Following the Government’s commitment to help women into work, pledging that women will represent 25% of non-executive boards by the end of 2015, as well as a focus on school curriculums to develop more STEM (science, technology, engineering and maths) skills, especially for girls, and from a young age, women in technology remains a hot topic.
A Fall in the Number of Women in Digital Industries
A report by the UK Commission for Employment and Skills found 27% of those working in the UK’s digital industries are female (that’s down from 33% in 2002, but expected to rise to 30% by 2022). There doesn’t seem to be a solid answer to explain the drop over the last twelve years, and as Aoife Ni Luanaigh, one of the UKCES’s report creators states, the drop is despite “a number of quite good initiatives that are already happening, to encourage more girls at school to take up coding, or to get involved with computer clubs and so on”.
Educating the Younger Generation
While being interviewed about being ‘a woman at the top’, Egnyte CSO Isabelle Guis also commented on education, “I believe a major reason that we are seeing more men than women working in the technology industry is education. There are fewer women in technology graduate programmes and in the marketplace because STEM subjects are still perceived by some to be ‘male’ subjects.”
A report by Gartner backed up these findings and opinions showing the number of female chief technology officers across the industry has remained static at 14% for the past 10 years. Further to this only 4% of CEOs at S&P 500 companies are women.
Raising Awareness of The Opportunities
The BBC, across Radio 4, BBC3 and other platforms, have recently been featuring women in tech and bringing the discussion into the public eye, and there are a number of organisations around the world championing women in technology. So, despite the disheartening figures there is a lot of action to change things for the future of women in technology.
The organisation Code First: Girls, who work with companies to help get more women into tech had, over the last 18 months, 1500+ young women participate in one of their courses or events, helping companies to recruit better tech talent into their firms.
Transparency in Job Descriptions

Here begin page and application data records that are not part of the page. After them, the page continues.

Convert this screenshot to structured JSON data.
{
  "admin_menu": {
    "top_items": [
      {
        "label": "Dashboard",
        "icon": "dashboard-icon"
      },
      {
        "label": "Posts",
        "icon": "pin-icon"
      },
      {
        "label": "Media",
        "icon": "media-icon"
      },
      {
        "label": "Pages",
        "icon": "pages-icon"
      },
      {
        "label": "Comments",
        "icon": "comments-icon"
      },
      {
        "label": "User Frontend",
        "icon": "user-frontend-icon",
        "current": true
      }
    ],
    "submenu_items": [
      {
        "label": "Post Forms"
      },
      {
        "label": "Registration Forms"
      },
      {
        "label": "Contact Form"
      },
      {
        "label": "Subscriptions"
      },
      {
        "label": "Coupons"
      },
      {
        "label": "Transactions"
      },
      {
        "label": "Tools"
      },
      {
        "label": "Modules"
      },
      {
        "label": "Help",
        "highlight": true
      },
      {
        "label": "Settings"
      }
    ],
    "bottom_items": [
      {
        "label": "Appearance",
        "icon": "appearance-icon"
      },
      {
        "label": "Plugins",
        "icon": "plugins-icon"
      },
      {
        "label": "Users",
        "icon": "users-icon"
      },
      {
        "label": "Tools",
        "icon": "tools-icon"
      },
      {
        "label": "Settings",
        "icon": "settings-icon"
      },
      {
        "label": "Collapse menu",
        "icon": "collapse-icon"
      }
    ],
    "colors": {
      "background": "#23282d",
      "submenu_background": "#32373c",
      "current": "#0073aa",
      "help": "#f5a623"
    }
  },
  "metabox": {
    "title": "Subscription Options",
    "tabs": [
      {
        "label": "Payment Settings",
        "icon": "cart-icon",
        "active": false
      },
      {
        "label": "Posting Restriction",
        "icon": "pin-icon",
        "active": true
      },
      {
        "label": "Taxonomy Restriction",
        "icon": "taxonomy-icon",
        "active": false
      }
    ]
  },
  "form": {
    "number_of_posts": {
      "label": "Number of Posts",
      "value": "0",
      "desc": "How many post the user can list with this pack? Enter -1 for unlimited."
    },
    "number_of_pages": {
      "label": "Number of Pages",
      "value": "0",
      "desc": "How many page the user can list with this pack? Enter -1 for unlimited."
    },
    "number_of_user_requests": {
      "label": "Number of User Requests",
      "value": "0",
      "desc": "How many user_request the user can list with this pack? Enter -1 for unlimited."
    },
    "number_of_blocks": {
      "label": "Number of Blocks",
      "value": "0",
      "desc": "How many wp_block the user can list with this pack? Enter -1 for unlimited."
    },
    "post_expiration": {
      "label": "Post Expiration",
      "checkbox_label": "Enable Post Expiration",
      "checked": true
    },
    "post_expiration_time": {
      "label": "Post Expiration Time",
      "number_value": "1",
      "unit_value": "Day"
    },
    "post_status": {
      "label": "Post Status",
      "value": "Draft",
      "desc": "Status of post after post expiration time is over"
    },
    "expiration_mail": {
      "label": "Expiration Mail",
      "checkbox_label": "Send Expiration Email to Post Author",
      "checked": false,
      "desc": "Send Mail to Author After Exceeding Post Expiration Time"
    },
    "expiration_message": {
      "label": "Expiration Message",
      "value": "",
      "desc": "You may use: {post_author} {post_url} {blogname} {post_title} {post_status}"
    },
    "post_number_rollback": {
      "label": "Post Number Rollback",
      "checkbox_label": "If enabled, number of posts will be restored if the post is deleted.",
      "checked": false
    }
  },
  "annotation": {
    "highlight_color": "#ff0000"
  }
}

Vanessa Vallely, founder of women’s network WeAreTheCity explained how greater transparency could be the key to attracting more women into tech roles. For example, knowing if they are to be paid the same as others currently doing the same or similar roles. She also spoke about job descriptions, explaining that underlying masculine language can be off putting for women. She said “I would urge, if you are writing job descriptions, make sure they are good, make sure they excite people and make sure they tell them what the job is.” Vallely also spoke about a number of banks which, she said, pass new job descriptions through a female focus group before they are advertised, helping to soften the language used.
The Benefits of Female Leaders
The benefits of having a more gender balanced company are endless, and the attributes women can bring to the workplace are valuable. According to the Credit Suisse Gender 3000 report, organisations with more than 10% of women at the helm had higher returns than those that weren’t gender balanced. To back this up First Round Capital, recently released a report highlighting that businesses with female founders (or co-founders) performed 63% better than those with male leaders.
An Exciting Future
All great news for women who want to join, or develop further in, the technology sector, and also great news for businesses who want to create a more balanced and apparently, more productive team. Perhaps negative figures that have been released over the last few years relating to women in technology has been the extra push to encourage individuals and organisations to put the steps in place to open the doors to more female digital employees, and we wonder whether 2016 could be a boom year for women in technology.